About 25,000 Dallas residents who have been financially impacted by the coronavirus pandemic applied for help from the city to pay their rent or mortgages in the two days since signup began.
And close to 10,000 who are eligible will now wait to see if their number is called.
Demand was so high that the program was nearing capacity by Tuesday morning and the city shut down its online pre-screening tool at 11 a.m., the city announced in a news release.
A spokeswoman for the city said the program originally was going to accept applications until the end of the month.
About 1,000 households are expected to benefit from the program, said Eric Anthony Johnson, Dallas’ chief of economic development and housing and neighborhood revitalization.
Monday’s launch, Johnson said, was an “eye opening” moment that showed officials that Dallas residents are in serious need of financial relief.
“This is almost like the lines we’ve been seeing in the grocery stores for meat and toilet paper,” Johnson said. “If you take that demand and put it into the context of rent, that’s the demand we saw yesterday.”
Now the city is urging the federal government to release more money for its aid programs.
The Dallas City Council allocated about $13.7 million in federal money to the rent and mortgage assistance programs. Some households will receive up to $1,500 in aid for three months while others may get assistance for two years.
Individuals and families whose incomes were at or below 80% of the area median income were eligible to apply. A family of four, for example, would need to make under $66,500 to qualify.
The city announced in an update Tuesday that 9,966 eligible applicants would be moving onto the next phase of the process. Almost 25,000 residents had submitted applications by 11 a.m. Tuesday, when the online portal was shut down.
Rental and mortgage assistance program applications are now closed.
We had 9,966 applicants who, based on their answers, are eligible for the next phase of the process.
— Office of Mayor Eric Johnson (@DallasMayor) May 5, 2020
The city anticipates it can help about 1,000 households, but that number could change if there are more applicants with lower rent costs, Johnson said.
In a statement released Tuesday afternoon, the city urged the Department of Housing and Urban Development to release two other funding allocations for the rent and mortgage and small business assistance programs.
What can applicants expect now?
Applicants moving onto the next phase can expect a call from city staff to ask for documentation and to suggest which assistance program they may qualify for, according to the city’s guide to the program.
A case manager will then follow up to request any additional documents from applicants.
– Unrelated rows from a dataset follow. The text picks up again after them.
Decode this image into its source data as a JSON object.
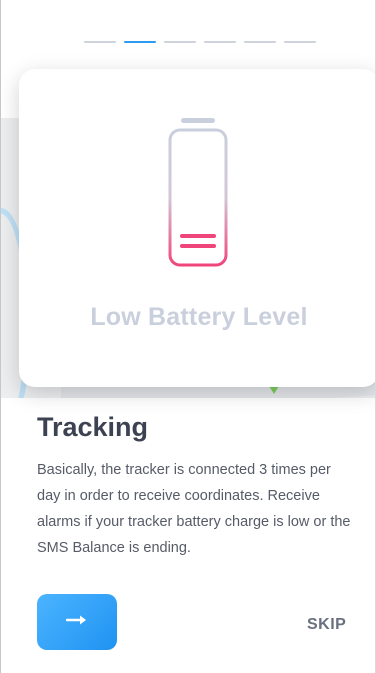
{
  "pager": {
    "total": 6,
    "active_index": 1
  },
  "card": {
    "icon": "low-battery-icon",
    "title": "Low Battery Level"
  },
  "content": {
    "heading": "Tracking",
    "description": "Basically, the tracker is connected 3 times per day in order to receive coordinates. Receive alarms if your tracker battery charge is low or the SMS Balance is ending."
  },
  "actions": {
    "next_icon": "arrow-right-icon",
    "skip_label": "SKIP"
  },
  "colors": {
    "accent": "#2e9bf0",
    "battery_low": "#f0457a",
    "battery_outline": "#c9cfdc"
  }
}
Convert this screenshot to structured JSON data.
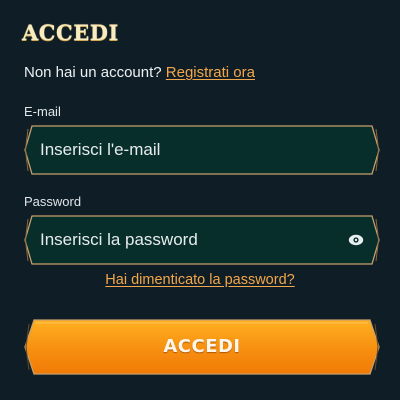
{
  "header": {
    "title": "ACCEDI"
  },
  "signup": {
    "prompt": "Non hai un account?",
    "link": "Registrati ora"
  },
  "email": {
    "label": "E-mail",
    "placeholder": "Inserisci l'e-mail",
    "value": ""
  },
  "password": {
    "label": "Password",
    "placeholder": "Inserisci la password",
    "value": "",
    "toggle_icon": "eye-icon"
  },
  "forgot_link": "Hai dimenticato la password?",
  "submit": {
    "label": "ACCEDI"
  },
  "colors": {
    "background": "#0f1d26",
    "field_fill": "#072e2b",
    "field_border": "#c7a06a",
    "link": "#f3a74a",
    "button_top": "#ffb021",
    "button_bottom": "#f07a06",
    "title": "#f7ecc2"
  }
}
The city will also conduct a home inspection before payments are made to landlords or lenders. The entire process could take up to four weeks.
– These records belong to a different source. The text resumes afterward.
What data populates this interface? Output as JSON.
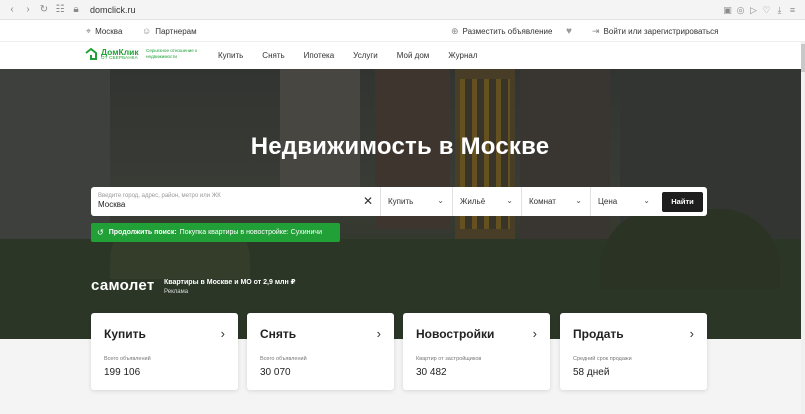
{
  "browser": {
    "url": "domclick.ru",
    "icons": [
      "back-icon",
      "forward-icon",
      "reload-icon",
      "apps-icon",
      "lock-icon"
    ],
    "right_icons": [
      "camera-icon",
      "shield-icon",
      "send-icon",
      "heart-icon",
      "download-icon",
      "menu-icon"
    ]
  },
  "topbar": {
    "city": "Москва",
    "partners": "Партнерам",
    "post_ad": "Разместить объявление",
    "login": "Войти или зарегистрироваться"
  },
  "logo": {
    "name": "ДомКлик",
    "sub": "ОТ СБЕРБАНКА",
    "tagline": "Серьезное отношение к недвижимости"
  },
  "nav": [
    "Купить",
    "Снять",
    "Ипотека",
    "Услуги",
    "Мой дом",
    "Журнал"
  ],
  "hero": {
    "title": "Недвижимость в Москве"
  },
  "search": {
    "placeholder": "Введите город, адрес, район, метро или ЖК",
    "value": "Москва",
    "deal_type": "Купить",
    "property_type": "Жильё",
    "rooms": "Комнат",
    "price": "Цена",
    "button": "Найти"
  },
  "continue_search": {
    "label": "Продолжить поиск:",
    "text": "Покупка квартиры в новостройке: Сухиничи"
  },
  "ad": {
    "brand": "самолет",
    "text": "Квартиры в Москве и МО от 2,9 млн ₽",
    "label": "Реклама"
  },
  "cards": [
    {
      "title": "Купить",
      "sub": "Всего объявлений",
      "value": "199 106"
    },
    {
      "title": "Снять",
      "sub": "Всего объявлений",
      "value": "30 070"
    },
    {
      "title": "Новостройки",
      "sub": "Квартир от застройщиков",
      "value": "30 482"
    },
    {
      "title": "Продать",
      "sub": "Средний срок продажи",
      "value": "58 дней"
    }
  ],
  "colors": {
    "brand_green": "#21a038",
    "button_dark": "#1d1d1d"
  }
}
Those hoping to get aid from the city will need to keep their fingers crossed and hope their applications are close to the front of the line.
“Submitting this pre-screening application survey is not a guarantee of assistance or a guarantee that you will receive a call for the next stage, as applications are processed on a first come first serve basis,” read a message received by applicants.
Demand for aid already existed, Johnson said, but COVID-19′s impact has squeezed families living paycheck to paycheck.
The city will need more resources, he added, if it is to expand the net to help more families beyond the pandemic.
“It’s going to require us to look beyond our normal resources to keep this going,” Johnson said. “Dallas couldn’t carry this thing by itself. The scale of money needed on a permanent basis would be enormous.”